(Beginning of SUPPLIED RECORDS)
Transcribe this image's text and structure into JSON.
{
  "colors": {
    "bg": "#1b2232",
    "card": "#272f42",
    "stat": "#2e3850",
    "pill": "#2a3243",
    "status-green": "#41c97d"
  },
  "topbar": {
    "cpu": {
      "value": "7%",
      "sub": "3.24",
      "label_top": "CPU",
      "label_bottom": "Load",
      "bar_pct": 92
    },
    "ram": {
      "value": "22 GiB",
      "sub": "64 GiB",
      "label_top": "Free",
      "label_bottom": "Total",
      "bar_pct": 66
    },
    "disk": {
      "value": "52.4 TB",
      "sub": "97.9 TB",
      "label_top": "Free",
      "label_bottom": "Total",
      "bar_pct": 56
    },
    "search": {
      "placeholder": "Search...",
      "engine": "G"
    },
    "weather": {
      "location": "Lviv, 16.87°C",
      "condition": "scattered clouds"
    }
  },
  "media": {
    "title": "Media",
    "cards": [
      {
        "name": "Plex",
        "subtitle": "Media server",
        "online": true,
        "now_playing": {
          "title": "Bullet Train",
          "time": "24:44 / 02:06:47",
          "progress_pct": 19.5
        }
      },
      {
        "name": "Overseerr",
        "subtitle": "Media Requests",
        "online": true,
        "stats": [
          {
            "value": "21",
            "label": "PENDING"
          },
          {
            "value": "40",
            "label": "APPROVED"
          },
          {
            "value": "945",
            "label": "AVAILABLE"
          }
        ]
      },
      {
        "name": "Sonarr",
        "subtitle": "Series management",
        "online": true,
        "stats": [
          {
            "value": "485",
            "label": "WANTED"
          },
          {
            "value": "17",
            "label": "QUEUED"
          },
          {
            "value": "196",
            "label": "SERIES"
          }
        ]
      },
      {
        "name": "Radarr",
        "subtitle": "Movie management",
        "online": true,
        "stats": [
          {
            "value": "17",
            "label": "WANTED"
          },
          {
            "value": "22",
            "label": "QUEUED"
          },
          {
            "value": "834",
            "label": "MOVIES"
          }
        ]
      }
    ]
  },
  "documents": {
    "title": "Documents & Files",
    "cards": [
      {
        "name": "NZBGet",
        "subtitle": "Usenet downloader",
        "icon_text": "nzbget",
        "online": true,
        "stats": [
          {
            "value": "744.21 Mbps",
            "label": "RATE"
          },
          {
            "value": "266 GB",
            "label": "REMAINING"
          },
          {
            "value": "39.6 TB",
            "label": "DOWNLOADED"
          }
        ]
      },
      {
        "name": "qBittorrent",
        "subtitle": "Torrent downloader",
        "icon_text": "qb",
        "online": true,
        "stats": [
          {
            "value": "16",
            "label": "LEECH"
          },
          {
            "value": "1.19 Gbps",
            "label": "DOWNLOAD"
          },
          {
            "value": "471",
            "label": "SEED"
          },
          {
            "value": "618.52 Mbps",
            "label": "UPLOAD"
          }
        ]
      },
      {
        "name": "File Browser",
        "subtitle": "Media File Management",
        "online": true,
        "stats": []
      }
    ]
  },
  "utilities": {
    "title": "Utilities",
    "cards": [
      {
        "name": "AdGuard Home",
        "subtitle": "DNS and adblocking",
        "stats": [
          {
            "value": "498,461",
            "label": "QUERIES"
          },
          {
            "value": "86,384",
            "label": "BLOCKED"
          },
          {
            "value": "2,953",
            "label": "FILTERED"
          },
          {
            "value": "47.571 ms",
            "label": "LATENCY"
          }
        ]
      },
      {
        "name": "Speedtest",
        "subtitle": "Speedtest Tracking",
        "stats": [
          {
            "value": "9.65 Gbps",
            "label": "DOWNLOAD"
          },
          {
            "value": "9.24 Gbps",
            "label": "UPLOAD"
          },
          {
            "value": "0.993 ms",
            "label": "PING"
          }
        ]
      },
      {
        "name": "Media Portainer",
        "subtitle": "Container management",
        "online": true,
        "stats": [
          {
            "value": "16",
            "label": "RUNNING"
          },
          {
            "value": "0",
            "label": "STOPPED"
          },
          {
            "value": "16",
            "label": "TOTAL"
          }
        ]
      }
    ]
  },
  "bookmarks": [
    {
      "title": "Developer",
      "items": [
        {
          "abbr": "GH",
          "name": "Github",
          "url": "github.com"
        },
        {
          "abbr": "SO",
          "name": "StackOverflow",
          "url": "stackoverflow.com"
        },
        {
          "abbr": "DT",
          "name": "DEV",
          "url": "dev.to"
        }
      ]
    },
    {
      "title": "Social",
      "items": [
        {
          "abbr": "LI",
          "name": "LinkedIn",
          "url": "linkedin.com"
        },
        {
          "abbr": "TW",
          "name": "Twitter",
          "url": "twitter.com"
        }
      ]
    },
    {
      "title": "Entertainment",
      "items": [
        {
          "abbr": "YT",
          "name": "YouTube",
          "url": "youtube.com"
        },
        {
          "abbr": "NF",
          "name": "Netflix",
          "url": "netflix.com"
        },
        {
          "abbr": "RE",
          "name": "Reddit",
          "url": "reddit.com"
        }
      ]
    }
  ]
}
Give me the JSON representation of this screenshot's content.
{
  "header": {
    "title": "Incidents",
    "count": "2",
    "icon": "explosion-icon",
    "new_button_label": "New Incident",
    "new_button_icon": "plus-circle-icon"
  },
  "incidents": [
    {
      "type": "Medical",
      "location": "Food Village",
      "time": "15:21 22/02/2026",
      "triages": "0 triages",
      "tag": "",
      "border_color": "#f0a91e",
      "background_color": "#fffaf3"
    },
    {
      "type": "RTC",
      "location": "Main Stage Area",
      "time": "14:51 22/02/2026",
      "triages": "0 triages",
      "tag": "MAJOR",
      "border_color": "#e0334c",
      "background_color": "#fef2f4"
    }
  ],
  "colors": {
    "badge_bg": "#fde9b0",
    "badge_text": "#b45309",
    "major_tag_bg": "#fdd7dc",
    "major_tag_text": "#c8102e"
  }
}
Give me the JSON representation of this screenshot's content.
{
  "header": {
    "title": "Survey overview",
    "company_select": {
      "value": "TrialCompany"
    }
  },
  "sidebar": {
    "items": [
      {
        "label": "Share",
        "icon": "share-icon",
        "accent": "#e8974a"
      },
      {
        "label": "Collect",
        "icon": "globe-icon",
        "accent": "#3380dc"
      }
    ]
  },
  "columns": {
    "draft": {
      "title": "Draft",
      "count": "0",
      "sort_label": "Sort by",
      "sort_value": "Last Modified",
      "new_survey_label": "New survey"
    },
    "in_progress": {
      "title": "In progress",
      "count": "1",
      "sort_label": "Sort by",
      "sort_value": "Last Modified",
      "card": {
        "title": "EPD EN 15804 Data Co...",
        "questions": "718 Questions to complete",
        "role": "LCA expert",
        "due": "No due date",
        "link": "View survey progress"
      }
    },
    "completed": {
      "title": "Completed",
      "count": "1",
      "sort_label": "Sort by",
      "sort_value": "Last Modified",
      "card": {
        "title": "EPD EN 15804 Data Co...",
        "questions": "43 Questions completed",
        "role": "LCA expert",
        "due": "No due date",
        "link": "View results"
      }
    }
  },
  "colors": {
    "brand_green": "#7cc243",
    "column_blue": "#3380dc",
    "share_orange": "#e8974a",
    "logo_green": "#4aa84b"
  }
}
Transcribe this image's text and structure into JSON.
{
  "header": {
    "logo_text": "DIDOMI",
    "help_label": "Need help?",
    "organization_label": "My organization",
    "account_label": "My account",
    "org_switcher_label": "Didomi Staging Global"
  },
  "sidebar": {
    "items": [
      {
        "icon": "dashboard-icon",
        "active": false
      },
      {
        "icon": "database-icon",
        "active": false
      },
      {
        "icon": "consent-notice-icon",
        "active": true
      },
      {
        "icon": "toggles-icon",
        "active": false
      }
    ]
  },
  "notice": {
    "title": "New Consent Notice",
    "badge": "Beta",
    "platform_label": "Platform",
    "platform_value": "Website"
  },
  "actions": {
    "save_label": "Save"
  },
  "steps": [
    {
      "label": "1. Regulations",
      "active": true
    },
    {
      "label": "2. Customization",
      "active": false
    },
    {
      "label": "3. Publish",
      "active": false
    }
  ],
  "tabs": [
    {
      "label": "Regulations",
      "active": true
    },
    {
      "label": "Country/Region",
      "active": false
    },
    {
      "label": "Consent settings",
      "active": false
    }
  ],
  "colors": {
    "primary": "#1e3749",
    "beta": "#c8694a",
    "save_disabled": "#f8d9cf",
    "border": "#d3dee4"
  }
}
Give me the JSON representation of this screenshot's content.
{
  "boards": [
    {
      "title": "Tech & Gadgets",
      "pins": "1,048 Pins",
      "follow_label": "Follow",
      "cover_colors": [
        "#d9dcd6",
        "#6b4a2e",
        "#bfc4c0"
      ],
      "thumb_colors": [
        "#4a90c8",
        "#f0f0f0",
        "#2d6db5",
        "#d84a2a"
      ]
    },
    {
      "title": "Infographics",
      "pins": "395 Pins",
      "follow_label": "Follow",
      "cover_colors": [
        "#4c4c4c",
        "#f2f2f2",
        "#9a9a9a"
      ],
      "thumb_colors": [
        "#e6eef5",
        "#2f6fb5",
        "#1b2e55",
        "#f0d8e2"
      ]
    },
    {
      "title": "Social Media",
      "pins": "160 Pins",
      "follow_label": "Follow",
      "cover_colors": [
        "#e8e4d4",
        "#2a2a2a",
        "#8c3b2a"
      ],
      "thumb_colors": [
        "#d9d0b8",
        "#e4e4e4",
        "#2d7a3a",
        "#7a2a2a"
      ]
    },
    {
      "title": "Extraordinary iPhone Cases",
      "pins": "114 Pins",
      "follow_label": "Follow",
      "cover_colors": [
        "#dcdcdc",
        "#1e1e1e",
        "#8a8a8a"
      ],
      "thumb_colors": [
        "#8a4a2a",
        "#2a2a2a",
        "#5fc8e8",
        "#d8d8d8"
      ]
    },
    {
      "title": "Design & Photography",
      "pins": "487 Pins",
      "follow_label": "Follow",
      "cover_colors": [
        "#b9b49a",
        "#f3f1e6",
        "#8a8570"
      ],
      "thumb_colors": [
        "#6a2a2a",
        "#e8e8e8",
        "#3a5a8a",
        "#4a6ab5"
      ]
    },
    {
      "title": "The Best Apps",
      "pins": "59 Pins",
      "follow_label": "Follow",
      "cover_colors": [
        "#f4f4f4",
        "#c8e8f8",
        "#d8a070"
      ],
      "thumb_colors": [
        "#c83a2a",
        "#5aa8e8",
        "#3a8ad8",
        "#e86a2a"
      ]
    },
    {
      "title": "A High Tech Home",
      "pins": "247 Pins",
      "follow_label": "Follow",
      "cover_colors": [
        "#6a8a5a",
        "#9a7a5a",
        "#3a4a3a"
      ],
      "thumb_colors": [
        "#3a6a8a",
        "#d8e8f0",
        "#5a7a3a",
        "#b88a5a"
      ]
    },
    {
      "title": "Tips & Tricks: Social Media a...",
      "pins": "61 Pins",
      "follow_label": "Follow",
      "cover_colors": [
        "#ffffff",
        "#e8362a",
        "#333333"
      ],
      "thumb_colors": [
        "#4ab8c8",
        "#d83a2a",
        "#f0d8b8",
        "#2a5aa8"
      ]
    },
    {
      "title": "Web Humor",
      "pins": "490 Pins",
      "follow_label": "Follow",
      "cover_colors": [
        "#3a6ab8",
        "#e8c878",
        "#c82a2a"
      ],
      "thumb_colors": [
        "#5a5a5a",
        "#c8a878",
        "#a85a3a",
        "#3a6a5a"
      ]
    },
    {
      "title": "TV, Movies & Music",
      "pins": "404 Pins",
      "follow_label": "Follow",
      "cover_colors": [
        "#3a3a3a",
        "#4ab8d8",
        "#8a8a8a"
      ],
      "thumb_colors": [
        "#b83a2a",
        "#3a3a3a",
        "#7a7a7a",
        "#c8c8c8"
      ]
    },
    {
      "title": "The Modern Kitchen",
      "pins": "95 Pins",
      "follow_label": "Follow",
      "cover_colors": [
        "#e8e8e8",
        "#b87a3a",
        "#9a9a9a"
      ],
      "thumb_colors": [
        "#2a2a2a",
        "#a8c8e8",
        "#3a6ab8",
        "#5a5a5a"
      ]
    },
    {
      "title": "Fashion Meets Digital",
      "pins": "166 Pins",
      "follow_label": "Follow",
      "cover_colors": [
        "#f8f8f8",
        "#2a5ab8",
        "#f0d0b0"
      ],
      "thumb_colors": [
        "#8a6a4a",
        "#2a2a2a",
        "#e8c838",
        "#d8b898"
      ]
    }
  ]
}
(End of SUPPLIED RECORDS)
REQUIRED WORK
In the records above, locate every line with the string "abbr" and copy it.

EXERCISE OUTPUT
          "abbr": "GH",
          "abbr": "SO",
          "abbr": "DT",
          "abbr": "LI",
          "abbr": "TW",
          "abbr": "YT",
          "abbr": "NF",
          "abbr": "RE",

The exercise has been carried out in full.